Judi Alewife is a designer/human from Toronto, Canada. Throughout her career, she's been known as "the scoundrel's designer" and "the thrift store queen." She's never worked for anyone else, and she's never set the price on a single item that she's designed. Instead, she make things, then donates the pieces to thrift stores, charging people ten bucks for the information on where she's donated her stuff.
One of her first items was the noodle fork. After hearing rumors of people bending their forks to get bigger bunches of noodles on a spin, she started bending her own. She takes the forks, bends them, paints the handles yellow, and attaches a label. They usually go for about a dollar.
If the forks sell out in a day, well, the candle maker sells out in a matter of hours. Here's how they work: First, a string gets tied down the center of the two piece mold at the base of the candle stick. Then you insert a standard candle above it, and when it burns down, the drippings start to fill the mold. It usually takes about 7 or 8 small candles to form the new one. True thrift. When asked about the candle maker, all she would say is that she called the process "horsing down."
After a decade of selling the information on the forks and the candle makers, she started branching out into clothing. Working with a good friend, Jeremy Russel Darlington, she came up with the idea for the Blueper Boy shirt. The Blueper boy was a blue tee that had a specific geometric pattern stenciled on it. People would have to check the underside of every blue shirt in the thrift store to find one. The interesting thing about the shirt was this—it would get you half off any concert in Toronto if you wore it through the doors. Judi was big on the music scene and worked a deal with the most interesting venues in town to make this happen. As a result, you could always see a lot of people religiously checking out every blue shirt at thrift stores in Toronto in the early 80's. This was her biggest success, her biggest draw.

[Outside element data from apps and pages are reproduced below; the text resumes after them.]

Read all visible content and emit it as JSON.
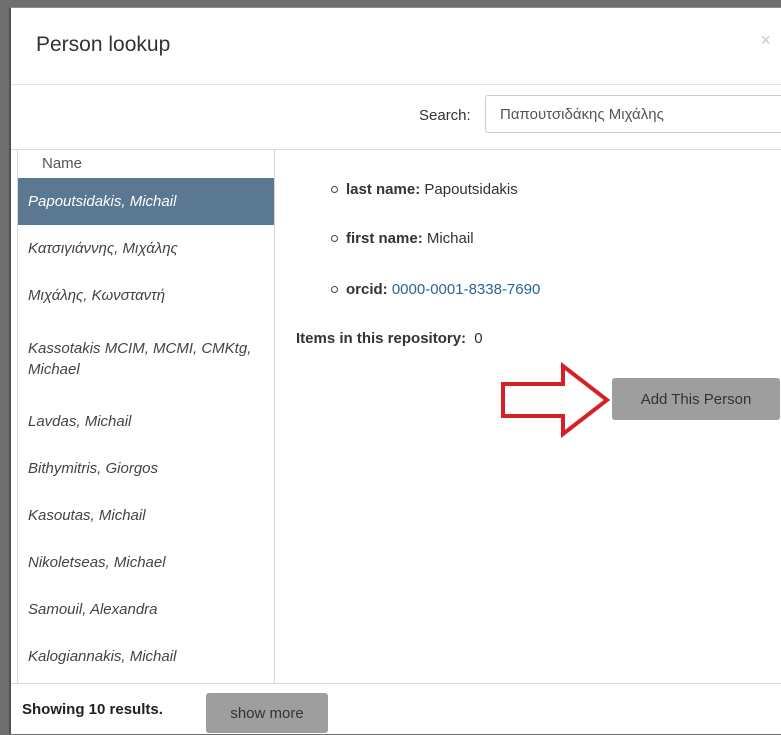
{
  "dialog": {
    "title": "Person lookup",
    "close_glyph": "×"
  },
  "search": {
    "label": "Search:",
    "value": "Παπουτσιδάκης Μιχάλης"
  },
  "list": {
    "header": "Name",
    "items": [
      "Papoutsidakis, Michail",
      "Κατσιγιάννης, Μιχάλης",
      "Μιχάλης, Κωνσταντή",
      "Kassotakis MCIM, MCMI, CMKtg, Michael",
      "Lavdas, Michail",
      "Bithymitris, Giorgos",
      "Kasoutas, Michail",
      "Nikoletseas, Michael",
      "Samouil, Alexandra",
      "Kalogiannakis, Michail"
    ],
    "selected_index": 0
  },
  "detail": {
    "last_name_label": "last name:",
    "last_name_value": "Papoutsidakis",
    "first_name_label": "first name:",
    "first_name_value": "Michail",
    "orcid_label": "orcid:",
    "orcid_value": "0000-0001-8338-7690",
    "items_label": "Items in this repository:",
    "items_value": "0",
    "add_button": "Add This Person"
  },
  "footer": {
    "showing": "Showing 10 results.",
    "show_more": "show more"
  },
  "colors": {
    "selected_row": "#5a7891",
    "button_bg": "#9e9e9e",
    "arrow": "#d71f27",
    "link": "#2a6496"
  }
}
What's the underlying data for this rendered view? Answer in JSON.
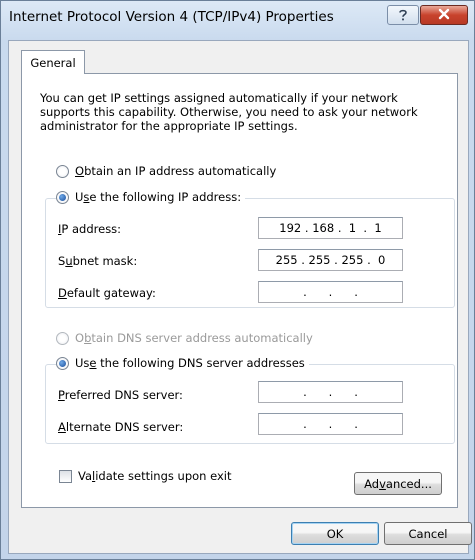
{
  "window": {
    "title": "Internet Protocol Version 4 (TCP/IPv4) Properties",
    "help_icon": "question-mark-icon",
    "close_icon": "close-x-icon"
  },
  "tabs": [
    {
      "label": "General",
      "selected": true
    }
  ],
  "description": [
    "You can get IP settings assigned automatically if your network",
    "supports this capability. Otherwise, you need to ask your network",
    "administrator for the appropriate IP settings."
  ],
  "ip_mode": {
    "auto_label": "Obtain an IP address automatically",
    "auto_label_parts": [
      "",
      "O",
      "btain an IP address automatically"
    ],
    "manual_label_parts": [
      "U",
      "s",
      "e the following IP address:"
    ],
    "selected": "manual"
  },
  "ip_fields": [
    {
      "label_parts": [
        "",
        "I",
        "P address:"
      ],
      "value": "192 . 168 .  1  .  1"
    },
    {
      "label_parts": [
        "S",
        "u",
        "bnet mask:"
      ],
      "value": "255 . 255 . 255 .  0"
    },
    {
      "label_parts": [
        "",
        "D",
        "efault gateway:"
      ],
      "value": " .      .      . "
    }
  ],
  "dns_mode": {
    "auto_label_parts": [
      "O",
      "b",
      "tain DNS server address automatically"
    ],
    "auto_enabled": false,
    "manual_label_parts": [
      "Us",
      "e",
      " the following DNS server addresses"
    ],
    "selected": "manual"
  },
  "dns_fields": [
    {
      "label_parts": [
        "",
        "P",
        "referred DNS server:"
      ],
      "value": " .      .      . "
    },
    {
      "label_parts": [
        "",
        "A",
        "lternate DNS server:"
      ],
      "value": " .      .      . "
    }
  ],
  "validate": {
    "label_parts": [
      "Va",
      "l",
      "idate settings upon exit"
    ],
    "checked": false
  },
  "buttons": {
    "advanced_parts": [
      "Ad",
      "v",
      "anced..."
    ],
    "ok": "OK",
    "cancel": "Cancel"
  },
  "colors": {
    "accent": "#3c7fb1",
    "close": "#c8432d"
  }
}
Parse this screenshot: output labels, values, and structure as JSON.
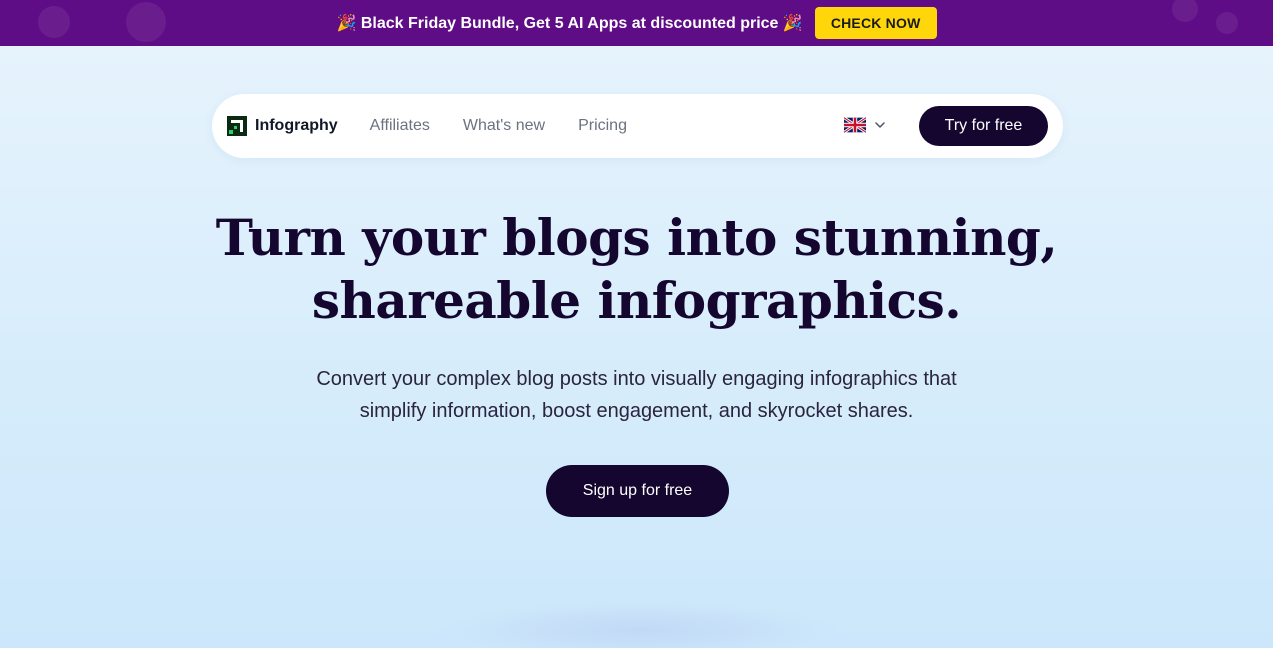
{
  "promo": {
    "text": "🎉 Black Friday Bundle, Get 5 AI Apps at discounted price 🎉",
    "button_label": "CHECK NOW",
    "bg_color": "#5f0d86",
    "button_color": "#ffd60a"
  },
  "nav": {
    "brand": "Infography",
    "links": [
      "Affiliates",
      "What's new",
      "Pricing"
    ],
    "language_icon": "uk-flag-icon",
    "cta_label": "Try for free"
  },
  "hero": {
    "title_line1": "Turn your blogs into stunning,",
    "title_line2": "shareable infographics.",
    "subtitle_line1": "Convert your complex blog posts into visually engaging infographics that",
    "subtitle_line2": "simplify information, boost engagement, and skyrocket shares.",
    "cta_label": "Sign up for free"
  },
  "colors": {
    "primary_dark": "#14062f",
    "background": "#e8f4fd"
  }
}
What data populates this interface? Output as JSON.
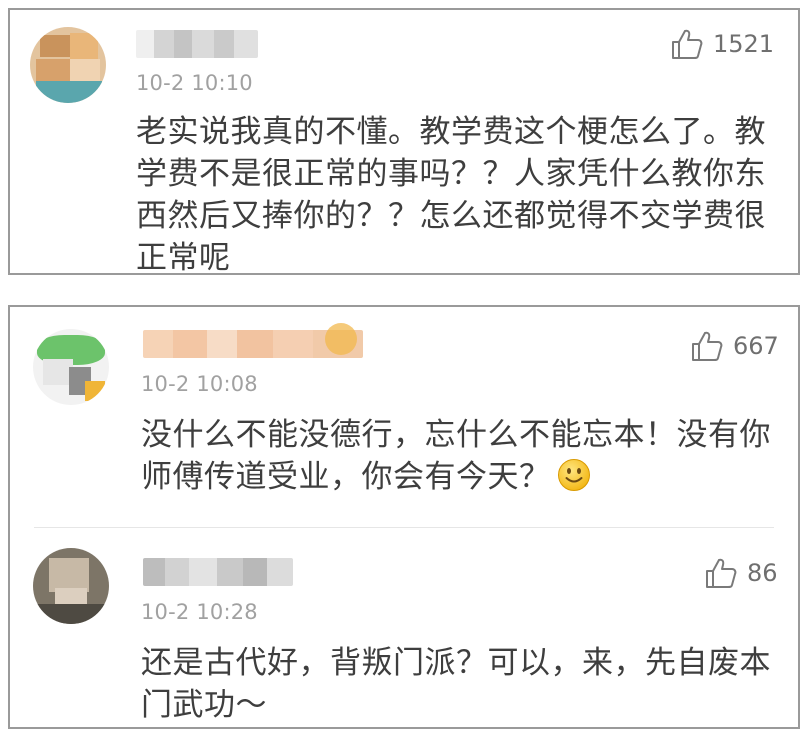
{
  "comments": [
    {
      "username": "",
      "time": "10-2 10:10",
      "likes": "1521",
      "text": "老实说我真的不懂。教学费这个梗怎么了。教学费不是很正常的事吗？？人家凭什么教你东西然后又捧你的？？怎么还都觉得不交学费很正常呢"
    },
    {
      "username": "",
      "time": "10-2 10:08",
      "likes": "667",
      "text": "没什么不能没德行，忘什么不能忘本！没有你师傅传道受业，你会有今天？"
    },
    {
      "username": "",
      "time": "10-2 10:28",
      "likes": "86",
      "text": "还是古代好，背叛门派？可以，来，先自废本门武功～"
    }
  ],
  "colors": {
    "border": "#9a9a9a",
    "text": "#3e3e3e",
    "meta": "#a1a1a1",
    "count": "#6f6f6f"
  },
  "icons": {
    "like": "thumbs-up-icon",
    "emoji": "smiling-face-icon"
  }
}
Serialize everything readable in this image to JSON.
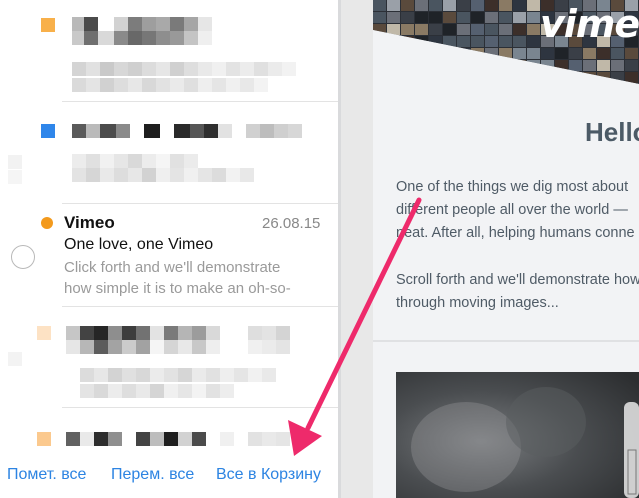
{
  "message_list": {
    "selected_message": {
      "sender": "Vimeo",
      "date": "26.08.15",
      "subject": "One love, one Vimeo",
      "preview_line1": "Click forth and we'll demonstrate",
      "preview_line2": "how simple it is to make an oh-so-"
    }
  },
  "bottom_bar": {
    "mark_all": "Помет. все",
    "move_all": "Перем. все",
    "trash_all": "Все в Корзину"
  },
  "email_preview": {
    "logo_text": "vimeo",
    "greeting": "Hello",
    "paragraph1": [
      "One of the things we dig most about",
      "different people all over the world —",
      "neat. After all, helping humans conne"
    ],
    "paragraph2": [
      "Scroll forth and we'll demonstrate how",
      "through moving images..."
    ]
  },
  "colors": {
    "accent_blue": "#2d84e2",
    "unread_orange": "#f39a1d",
    "arrow_pink": "#ee2a6b",
    "heading_gray": "#4c5a66"
  }
}
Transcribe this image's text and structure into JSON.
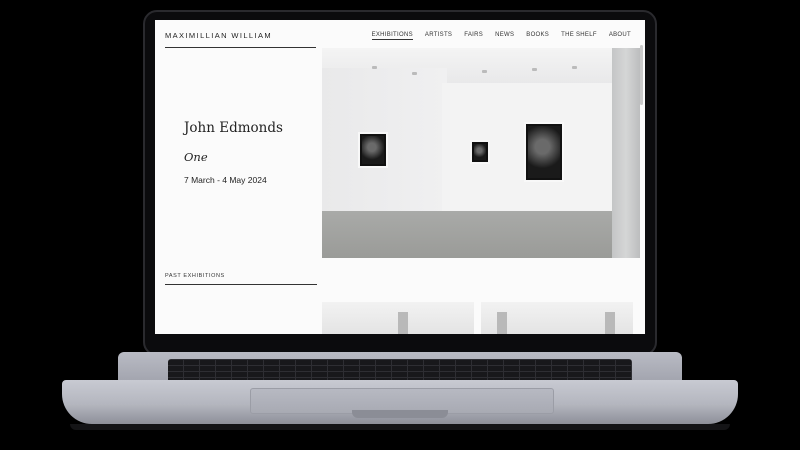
{
  "site": {
    "logo": "MAXIMILLIAN WILLIAM"
  },
  "nav": {
    "items": [
      "EXHIBITIONS",
      "ARTISTS",
      "FAIRS",
      "NEWS",
      "BOOKS",
      "THE SHELF",
      "ABOUT"
    ],
    "active": "EXHIBITIONS"
  },
  "exhibition": {
    "artist": "John Edmonds",
    "title": "One",
    "dates": "7 March - 4 May 2024"
  },
  "sections": {
    "past_label": "PAST EXHIBITIONS"
  }
}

Back to Jeremy Russel Darlington. He was Judi's best friend, from childhood, and a baseball player for the Blue Jays. During the spring of 1984 they had a massive falling out. The funny thing is that you can clearly see the change in Darlington if you compare his 1983 card to his 1984 card. Darlington left the major leagues in 1985 claiming that he forgot how to hit. Most people knew that this was a lie. It's interesting to note that in 1984, after the falling out, he became the only baseball player ever to have ?B as his official position on his baseball card.
Judi currently lives in Medford, MA and continues to do the same thing that she's done since she started off in design. For those of you that are interested, she's donating a round of the noodle forks to the Goodwill in Cambridge on Mass Ave. this Wednesday.
Design Fancy is a series of short stories about fictional designers who make fictional things. The stories (and the objects) are by Matt Brown. Ultra-special thanks to Pierre Poirier and Roberto Christen.